South Sudan signed a second contract with a US lobbying firm, after cancelling an earlier deal with the same company that drew criticism from rights groups over its aims, documents showed.
Lobbying including lifting US sanctions and avoiding establishment of a court to try war crimes was part of the brief in the original $3.7 million, two-year contract government signed with California-based Gainful Solutions on April 2.
The new document was signed on May 3 and published on the US Justice Department website. It did not specify a fee.
Its stated aims are to improve economic and political relations between Juba and Washington, but regional observers are sceptical the essence of the contract has changed.
“I’m doubtful the revised contract means any substantive change to the lobbying deal,” Klem Ryan, former co-ordinator of the UN Security Council Panel of Experts for South Sudan, told Reuters.
“The rewording seems to be a response to negative publicity both the South Sudanese government and those associated with Gainful Solutions received, but not a rejection of lobbying efforts.”
Rights groups accuse government of paying to avoid justice. The new contract is “a slap in the face of victims of the horrific crimes committed in South Sudan,” said Elise Keppler, associate director of US-based Human Rights Watch.

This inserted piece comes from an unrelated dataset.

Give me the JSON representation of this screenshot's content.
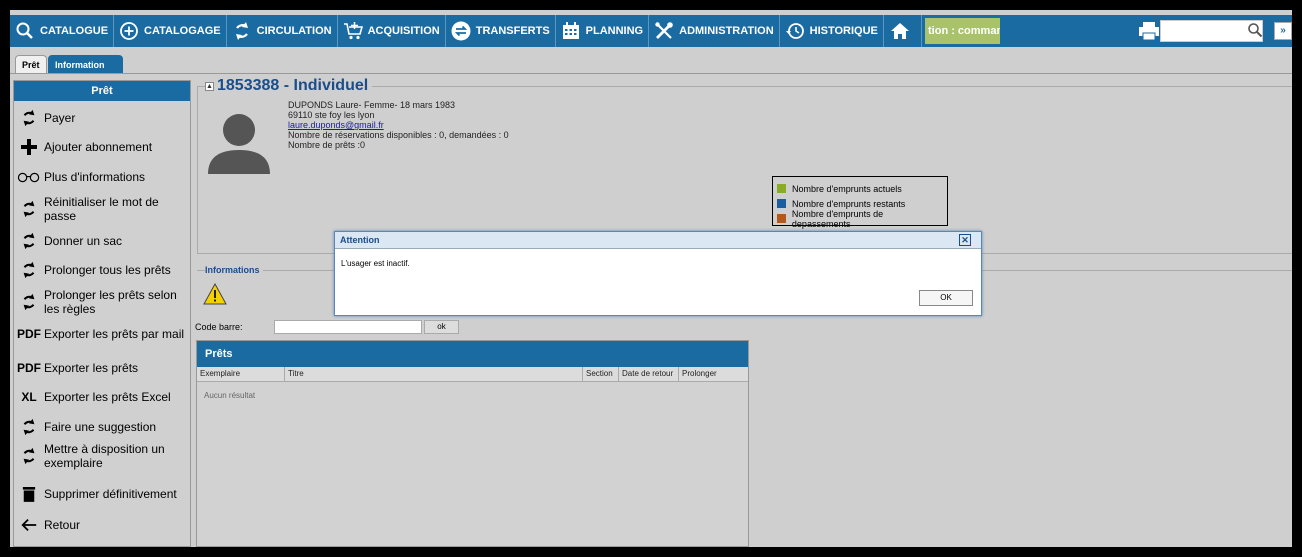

Government did not respond to requests for comment on the old or new contract.
Gainful Solutions, which lists former US ambassador Michael Ranneberger as a partner, said “the scope of work and priorities” were not accurately addressed in the original contract.

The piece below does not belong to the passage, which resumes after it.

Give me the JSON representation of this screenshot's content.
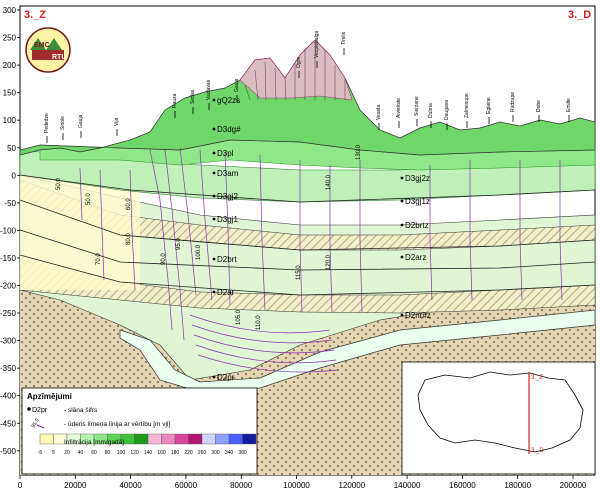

Washington slapped sanctions on individual South Sudanese military and political figures and imposed an arms embargo in January.
The US Justice Department requires lobbyists acting on behalf of foreign agents to register the relationship.